Snow joking – winter is here! Are you ready?

Madeline Gray—North State Journal
Laura Parker

RALEIGH — Mild winters in the Tar Heel state are part of the reason this is a great place to live. But every once in a while, we get socked. Ice and power outages are the biggest problems, so getting your home ready for winter means more than getting out the sleds and putting on a pot of chili.Focus First On PowerArranging for backup power is a key component in preparing for winter weather. Power loss can have a negative and cascading effect on the home that amplifies existing health and safety risks. Ice buildup is one of the most frequently occurring and potentially paralyzing winter storm hazards. The weight of ice can bring down power lines and tree limbs, causing widespread power outages. According to, only ½ in. of ice can add 500 lb. to the weight of a tree branch, and a 2009 ice storm that affected northern Arkansas to the Ohio Valley resulted in power outages affecting 1.3 million people. Additionally, roof and water damage can be costly but can be avoided by properly preparing the exterior of your home for harsh winter weather.
Invest in a portable generator to keep critical home systems running automatically in the event of a power outage. Make sure you keep any gas powered generators outside. Ensure you have an outdoor extension cord and gasoline to use the generator. Calculate what appliances are needed in a power outage and how much energy they use when searching for a generator. Trim long tree branches to reduce the risk of power outages and home damage. Long tree branches often snap under the weight of heavy snow and ice.Clear gutters along the roofline to avoid costly water damage. If ice builds up in the gutter, it could cause damage, including leakage into the home.Cover window wells with plastic to prevent melting snow from seeping into the basement.Keep exterior chimneys and vents clear of snow to avoid carbon monoxide poisoning or a fire hazard. This includes the dryer vent.Clear an exterior area for safe use of a portable generator. If you’re using a portable generator, it’s important to use it safely. Never operate a portable generator inside the home or in a garage. According to Art Aiello, a generator expert with Generac Power Systems, people should use their generators a safe distance from window, doors and openings, since carbon monoxide could enter the home. “Generators were never intended to be used indoors, even in a garage with the door opened.”Get To The Garage, And Make The Garage Easy To Get ToMaintenance tools that are important to storm safety and cleanup are commonly stored in the garage. They may not be used often but are vital when extreme weather causes a power outage, slippery surfaces and freezing temperatures. Make sure these items are available and in working order.
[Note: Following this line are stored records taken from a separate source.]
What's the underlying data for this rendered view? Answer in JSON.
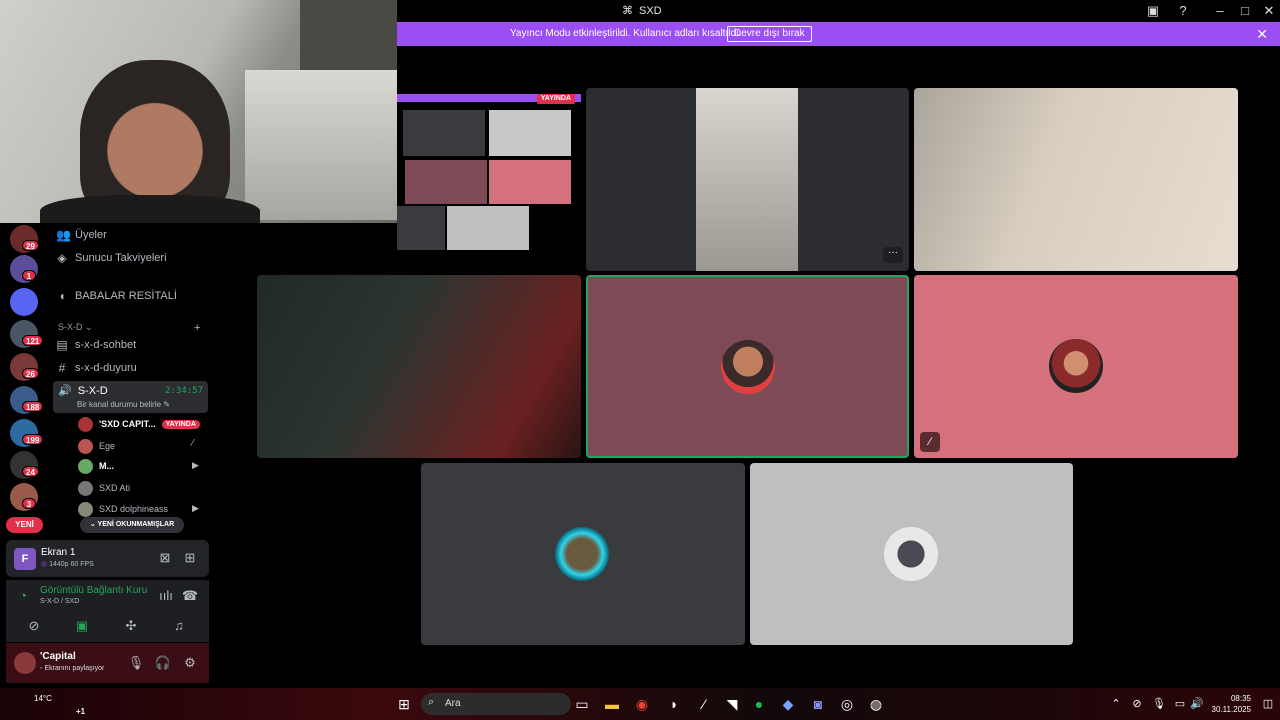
{
  "window": {
    "title": "SXD"
  },
  "banner": {
    "message": "Yayıncı Modu etkinleştirildi. Kullanıcı adları kısaltıldı.",
    "button": "Devre dışı bırak"
  },
  "preview": {
    "live_label": "YAYINDA"
  },
  "guilds": [
    {
      "badge": "29",
      "color": "#6b2b2b"
    },
    {
      "badge": "1",
      "color": "#5a4e9a"
    },
    {
      "badge": "",
      "color": "#5865f2"
    },
    {
      "badge": "121",
      "color": "#4a5566"
    },
    {
      "badge": "26",
      "color": "#7a3a3a"
    },
    {
      "badge": "188",
      "color": "#3b5b8a"
    },
    {
      "badge": "199",
      "color": "#2d6aa0"
    },
    {
      "badge": "24",
      "color": "#333"
    },
    {
      "badge": "3",
      "color": "#9a5a4a"
    }
  ],
  "new_pill": "YENİ",
  "channels": {
    "members": "Üyeler",
    "boosts": "Sunucu Takviyeleri",
    "stage": "BABALAR RESİTALİ",
    "category": "S-X-D",
    "text1": "s-x-d-sohbet",
    "text2": "s-x-d-duyuru",
    "voice_name": "S-X-D",
    "voice_timer": "2:34:57",
    "voice_status": "Bir kanal durumu belirle",
    "users": [
      {
        "name": "'SXD CAPIT...",
        "live": "YAYINDA"
      },
      {
        "name": "Ege"
      },
      {
        "name": "M..."
      },
      {
        "name": "SXD Ati"
      },
      {
        "name": "SXD dolphineass"
      }
    ],
    "unread": "YENİ OKUNMAMIŞLAR"
  },
  "screen_panel": {
    "name": "Ekran 1",
    "quality": "1440p 60 FPS",
    "letter": "F"
  },
  "voice_panel": {
    "status": "Görüntülü Bağlantı Kuru",
    "channel": "S-X-D / SXD"
  },
  "user_panel": {
    "name": "'Capital",
    "status": "Ekranını paylaşıyor"
  },
  "taskbar": {
    "search": "Ara",
    "temp": "14°C",
    "weather_sub": "...",
    "time": "08:35",
    "date": "30.11.2025",
    "notif": "+1"
  },
  "colors": {
    "accent": "#9b4ff3",
    "live": "#e0314a",
    "tile_dark": "#3a3b3f",
    "tile_rose": "#7d4a55",
    "tile_pink": "#d4717d",
    "tile_light": "#bfbfc2"
  }
}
Automobile winterization should include a full tank of gas, windshield wiper fluid, a blanket, water, flashlights, extra batteries, a snow brush and sand for traction.Shovels and ice scrapers should be within easy reach inside the garage area.Sand, salt and ice melt are necessary for clearing the driveway, front walk and steps as well as clearing a pathway to a portable generator when operated outside and away from the house.The Kitchen As the Go-To RoomThe kitchen a priority is the heart of the home and is where family has access to food, water and first aid. Ample supplies should be available throughout the course of the storm and initial clean up.
A three day supply of food and water for the family is recommended. That goes for pets, as well. Wells are often connected to the hard wire of the home, and fresh water may not be accessible during a power outage. A first aid kit should be easily accessible in a kitchen cabinet. It should contain bandages, alcohol wipes, antibiotic ointment and a thermometer.Open kitchen cabinet doors under the kitchen sink during a power outage to allow warm air to circulate and keep pipes from freezing.The Bathroom For EmergenciesRunning out of medications can be disastrous when wintry conditions preclude a trip to the pharmacy. The medicine cabinet should be appropriately stocked to run the course of the storm and initial clean up.
A three day supply of medications, including over-the-counter and prescription medicine is recommended.Store water for flushing the toilet if the home is on a septic system to eliminate the risk of the toilet backing up into the house.The Home Office As Command CentralWhen emergencies occur during extreme winter weather, it is imperative to have vital information and documentation available at a moment’s notice. The home office is a go-to destination for storage of physical copies of important documents.
Vital personal documents should be kept together and include a list of medications and other pertinent medical information, deed/or lease to your home, birth certificates, insurance policies, family and emergency contact information.According to the National Weather Service, as of Thursday night, the central piedmont to the northern coastal plains are expected to have a snow accumulation of three to five inches, and five to seven inches locally, starting Friday night to Saturday night.